lastnerve said...

Oh that looks like a really good book. I'm anxious to see what happens to her next.

Val

Mary Ricksen said...

You really know how to grab a reader because I gotta read it. It sounds wonderful. Now who is gonna find her and what then!!!
I'm on the edge of my chair!

June M. said...

Sounds good.
GFC: June M.
e-mail there

Hywela Lyn said...

Thanks so much Val,


I'm so glad you enjoyed the excerpt, it was fun to write!

Hywela Lyn said...

Mary, sweet friend, thank you for your support and lovely comment, I'm glad you liked the excerpt!

Hywela Lyn said...

Hi June, thanks so much for reading and leaving a comment.

Tami said...

That sounds great. I wanna be a maenad if I can run my hands.....oh dear. I got a little....off topic.

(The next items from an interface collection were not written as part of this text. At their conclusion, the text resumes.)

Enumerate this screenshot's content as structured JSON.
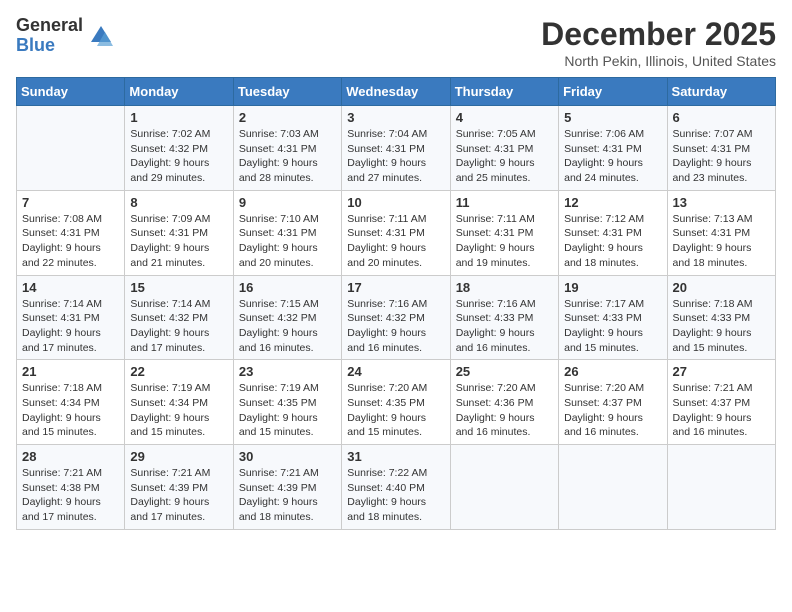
{
  "logo": {
    "general": "General",
    "blue": "Blue"
  },
  "header": {
    "month": "December 2025",
    "location": "North Pekin, Illinois, United States"
  },
  "weekdays": [
    "Sunday",
    "Monday",
    "Tuesday",
    "Wednesday",
    "Thursday",
    "Friday",
    "Saturday"
  ],
  "weeks": [
    [
      {
        "day": "",
        "sunrise": "",
        "sunset": "",
        "daylight": ""
      },
      {
        "day": "1",
        "sunrise": "Sunrise: 7:02 AM",
        "sunset": "Sunset: 4:32 PM",
        "daylight": "Daylight: 9 hours and 29 minutes."
      },
      {
        "day": "2",
        "sunrise": "Sunrise: 7:03 AM",
        "sunset": "Sunset: 4:31 PM",
        "daylight": "Daylight: 9 hours and 28 minutes."
      },
      {
        "day": "3",
        "sunrise": "Sunrise: 7:04 AM",
        "sunset": "Sunset: 4:31 PM",
        "daylight": "Daylight: 9 hours and 27 minutes."
      },
      {
        "day": "4",
        "sunrise": "Sunrise: 7:05 AM",
        "sunset": "Sunset: 4:31 PM",
        "daylight": "Daylight: 9 hours and 25 minutes."
      },
      {
        "day": "5",
        "sunrise": "Sunrise: 7:06 AM",
        "sunset": "Sunset: 4:31 PM",
        "daylight": "Daylight: 9 hours and 24 minutes."
      },
      {
        "day": "6",
        "sunrise": "Sunrise: 7:07 AM",
        "sunset": "Sunset: 4:31 PM",
        "daylight": "Daylight: 9 hours and 23 minutes."
      }
    ],
    [
      {
        "day": "7",
        "sunrise": "Sunrise: 7:08 AM",
        "sunset": "Sunset: 4:31 PM",
        "daylight": "Daylight: 9 hours and 22 minutes."
      },
      {
        "day": "8",
        "sunrise": "Sunrise: 7:09 AM",
        "sunset": "Sunset: 4:31 PM",
        "daylight": "Daylight: 9 hours and 21 minutes."
      },
      {
        "day": "9",
        "sunrise": "Sunrise: 7:10 AM",
        "sunset": "Sunset: 4:31 PM",
        "daylight": "Daylight: 9 hours and 20 minutes."
      },
      {
        "day": "10",
        "sunrise": "Sunrise: 7:11 AM",
        "sunset": "Sunset: 4:31 PM",
        "daylight": "Daylight: 9 hours and 20 minutes."
      },
      {
        "day": "11",
        "sunrise": "Sunrise: 7:11 AM",
        "sunset": "Sunset: 4:31 PM",
        "daylight": "Daylight: 9 hours and 19 minutes."
      },
      {
        "day": "12",
        "sunrise": "Sunrise: 7:12 AM",
        "sunset": "Sunset: 4:31 PM",
        "daylight": "Daylight: 9 hours and 18 minutes."
      },
      {
        "day": "13",
        "sunrise": "Sunrise: 7:13 AM",
        "sunset": "Sunset: 4:31 PM",
        "daylight": "Daylight: 9 hours and 18 minutes."
      }
    ],
    [
      {
        "day": "14",
        "sunrise": "Sunrise: 7:14 AM",
        "sunset": "Sunset: 4:31 PM",
        "daylight": "Daylight: 9 hours and 17 minutes."
      },
      {
        "day": "15",
        "sunrise": "Sunrise: 7:14 AM",
        "sunset": "Sunset: 4:32 PM",
        "daylight": "Daylight: 9 hours and 17 minutes."
      },
      {
        "day": "16",
        "sunrise": "Sunrise: 7:15 AM",
        "sunset": "Sunset: 4:32 PM",
        "daylight": "Daylight: 9 hours and 16 minutes."
      },
      {
        "day": "17",
        "sunrise": "Sunrise: 7:16 AM",
        "sunset": "Sunset: 4:32 PM",
        "daylight": "Daylight: 9 hours and 16 minutes."
      },
      {
        "day": "18",
        "sunrise": "Sunrise: 7:16 AM",
        "sunset": "Sunset: 4:33 PM",
        "daylight": "Daylight: 9 hours and 16 minutes."
      },
      {
        "day": "19",
        "sunrise": "Sunrise: 7:17 AM",
        "sunset": "Sunset: 4:33 PM",
        "daylight": "Daylight: 9 hours and 15 minutes."
      },
      {
        "day": "20",
        "sunrise": "Sunrise: 7:18 AM",
        "sunset": "Sunset: 4:33 PM",
        "daylight": "Daylight: 9 hours and 15 minutes."
      }
    ],
    [
      {
        "day": "21",
        "sunrise": "Sunrise: 7:18 AM",
        "sunset": "Sunset: 4:34 PM",
        "daylight": "Daylight: 9 hours and 15 minutes."
      },
      {
        "day": "22",
        "sunrise": "Sunrise: 7:19 AM",
        "sunset": "Sunset: 4:34 PM",
        "daylight": "Daylight: 9 hours and 15 minutes."
      },
      {
        "day": "23",
        "sunrise": "Sunrise: 7:19 AM",
        "sunset": "Sunset: 4:35 PM",
        "daylight": "Daylight: 9 hours and 15 minutes."
      },
      {
        "day": "24",
        "sunrise": "Sunrise: 7:20 AM",
        "sunset": "Sunset: 4:35 PM",
        "daylight": "Daylight: 9 hours and 15 minutes."
      },
      {
        "day": "25",
        "sunrise": "Sunrise: 7:20 AM",
        "sunset": "Sunset: 4:36 PM",
        "daylight": "Daylight: 9 hours and 16 minutes."
      },
      {
        "day": "26",
        "sunrise": "Sunrise: 7:20 AM",
        "sunset": "Sunset: 4:37 PM",
        "daylight": "Daylight: 9 hours and 16 minutes."
      },
      {
        "day": "27",
        "sunrise": "Sunrise: 7:21 AM",
        "sunset": "Sunset: 4:37 PM",
        "daylight": "Daylight: 9 hours and 16 minutes."
      }
    ],
    [
      {
        "day": "28",
        "sunrise": "Sunrise: 7:21 AM",
        "sunset": "Sunset: 4:38 PM",
        "daylight": "Daylight: 9 hours and 17 minutes."
      },
      {
        "day": "29",
        "sunrise": "Sunrise: 7:21 AM",
        "sunset": "Sunset: 4:39 PM",
        "daylight": "Daylight: 9 hours and 17 minutes."
      },
      {
        "day": "30",
        "sunrise": "Sunrise: 7:21 AM",
        "sunset": "Sunset: 4:39 PM",
        "daylight": "Daylight: 9 hours and 18 minutes."
      },
      {
        "day": "31",
        "sunrise": "Sunrise: 7:22 AM",
        "sunset": "Sunset: 4:40 PM",
        "daylight": "Daylight: 9 hours and 18 minutes."
      },
      {
        "day": "",
        "sunrise": "",
        "sunset": "",
        "daylight": ""
      },
      {
        "day": "",
        "sunrise": "",
        "sunset": "",
        "daylight": ""
      },
      {
        "day": "",
        "sunrise": "",
        "sunset": "",
        "daylight": ""
      }
    ]
  ]
}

Great excerpt Lyn.

Hywela Lyn said...

LOL Tami, thanks so much for calling by and for your comment - yes, Dionysus is quite a charismatic character in my story -not quite as hunky as Myrddin of course!